A century of standing up, speaking out: The history of the NAACP in New Orleans
Given that Plessy v. Ferguson, the landmark court case that essentially legalized racial segregation in 1896, originated in and involved players in New Orleans, it was only natural that the oldest continuously active chapter south of Washington D.C. of the National Association for the Advancement of Colored People was founded in the Crescent City. That came on July 15, 1915, just six years after the establishment of the national organization and amid the unrelenting codification of Jim Crow laws. Stated the February 1916 issue of The Crisis, the national NAACP’s journal: “Enough has been said to make clear that with all the handicap of expense for education, and the handicap of unequal opportunities for advancement in other things, the colored people of New Orleans can lay a just claim to being part and parcel of the race that has made such wonderful progress in the past fifty years.”
NOW: The New Orleans branch of the NAACP continues to surge forward. With new chapter President Gloria Hall-Johnson, it has taken vocal stands on issues ranging from the removal of Confederate statues in New Orleans to fair education opportunities for disadvantaged youth. In May 2015, the branch celebrated its centennial with a grand banquet and award ceremony.
- The NAACP was established Feb. 12, 1909, with founding members including writer and educator W.E.B. Dubois and journalist Ida Wells. The group’s creation was triggered by the continued violence against black people, particularly the unabated lynchings across the country and a vicious race riot in 1908 in Springfield, Ill.
- The foundation of the New Orleans chapter might have been laid as early as 1911, when a handful of local activists corresponded with the national leadership about establishing a Crescent City branch. They soon moved ahead with their efforts on the ground in New Orleans, including meeting regularly, although without official sanction.
- Once the New Orleans chapter received its charter, its founding 20 members elected H.C. Casa Calvo as president and Louis King as secretary.
- Arguably the most important figure in the development of the NAACP and evolution of civil rights overall in the Crescent City was Alexander Pierre Tureaud, who was born in New Orleans in 1899 a descendant of free people of color. A graduate of Howard University Law School and an associate of Thurgood Marshall, Tureaud joined the NAACP Legal Defense Fund in the 1930s and spent the rest of his career fighting for desegregation and social justice in Louisiana, especially in public schooling.

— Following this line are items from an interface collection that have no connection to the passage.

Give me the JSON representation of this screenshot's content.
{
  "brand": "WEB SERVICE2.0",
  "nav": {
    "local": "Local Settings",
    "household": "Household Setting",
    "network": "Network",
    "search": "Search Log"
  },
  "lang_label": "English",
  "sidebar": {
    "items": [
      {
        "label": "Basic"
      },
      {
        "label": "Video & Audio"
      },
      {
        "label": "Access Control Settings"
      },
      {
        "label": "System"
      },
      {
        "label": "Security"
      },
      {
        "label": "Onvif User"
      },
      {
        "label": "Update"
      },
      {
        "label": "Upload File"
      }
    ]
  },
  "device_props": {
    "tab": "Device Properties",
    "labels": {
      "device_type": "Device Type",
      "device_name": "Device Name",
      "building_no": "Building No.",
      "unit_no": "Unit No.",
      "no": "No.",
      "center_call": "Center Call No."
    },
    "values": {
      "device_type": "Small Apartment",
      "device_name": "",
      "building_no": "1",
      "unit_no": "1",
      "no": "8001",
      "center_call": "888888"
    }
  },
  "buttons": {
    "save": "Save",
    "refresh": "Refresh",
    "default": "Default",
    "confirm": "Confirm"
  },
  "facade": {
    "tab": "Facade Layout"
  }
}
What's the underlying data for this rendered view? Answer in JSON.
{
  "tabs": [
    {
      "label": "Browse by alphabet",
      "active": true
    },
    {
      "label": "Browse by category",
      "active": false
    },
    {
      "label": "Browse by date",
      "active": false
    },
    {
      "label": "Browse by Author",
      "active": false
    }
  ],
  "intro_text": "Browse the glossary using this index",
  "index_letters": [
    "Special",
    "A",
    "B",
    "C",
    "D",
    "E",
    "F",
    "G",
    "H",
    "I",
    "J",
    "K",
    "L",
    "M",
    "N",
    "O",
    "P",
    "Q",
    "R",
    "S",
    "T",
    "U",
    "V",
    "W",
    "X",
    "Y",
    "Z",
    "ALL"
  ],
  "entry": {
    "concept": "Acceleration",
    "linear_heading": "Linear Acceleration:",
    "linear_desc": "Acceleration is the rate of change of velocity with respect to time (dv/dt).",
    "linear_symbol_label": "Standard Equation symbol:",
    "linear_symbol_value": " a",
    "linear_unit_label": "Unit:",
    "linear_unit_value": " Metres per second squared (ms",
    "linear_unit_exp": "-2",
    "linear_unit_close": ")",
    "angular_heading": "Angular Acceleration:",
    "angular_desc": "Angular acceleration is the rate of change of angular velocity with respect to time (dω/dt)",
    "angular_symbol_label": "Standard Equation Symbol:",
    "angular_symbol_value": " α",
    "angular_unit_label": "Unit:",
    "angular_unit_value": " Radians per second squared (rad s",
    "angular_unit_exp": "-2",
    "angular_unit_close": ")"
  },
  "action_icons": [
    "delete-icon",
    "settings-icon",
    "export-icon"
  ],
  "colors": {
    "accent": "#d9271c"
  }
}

- The entire February 1916 issue of The Crisis, the official magazine of the NAACP, focused on the African-American population of New Orleans, including coverage of local civic activities, fraternal organizations and religious involvement. Veterans of the Union army were featured, as was a rundown of educational and collegiate activity. The journal detailed the history of people of color in New Orleans, focusing on the emergence, evolution and influence of Creole culture.
- The Crisis reported: “There are among the colored people two theatres, fifteen trade unions, one hundred and thirty-six benevolent societies, one hundred and forty-four secret societies, one hundred and nineteen barber and hairdressing shops, forty-nine contractors and builders, twenty-three physicians, one hundred dressmakers, fifty-four retail dealers, two hotels, five lawyers, twelve upholsterers, twelve restaurants and eight undertakers.”
- Rev. Eugene White and Tulane Avenue Baptist Church, over which he presided, played key roles in early activities of the New Orleans branch. In addition to involvement in various citywide recreation, education and society organizations and frequent partnering with local white ministers, White, a native of Texas, served as the second president of the NAACP, from 1915 to 1921, a tenure that included the launching of the branch’s newsletter, The Vindicator. (He served another term in the 1930s.) In 1929, White was transferred to a pastorate in Baltimore, but he frequently returned to the Crescent City to preach and attend to personal and business matters.
For more than 100 years, the NAACP has proven to be an indefatigable defender of and advocate for an often-underserved portion of New Orleans’ population. What’s more, it shows no sign of letting up anytime soon. That’s made clear in the Louisiana NAACP’s mission statement — “To ensure the political, educational, social and economic equality of rights of all persons and to eliminate racial hatred and racial discrimination” — even clearer in its slogan: “A Voice for the Voiceless.”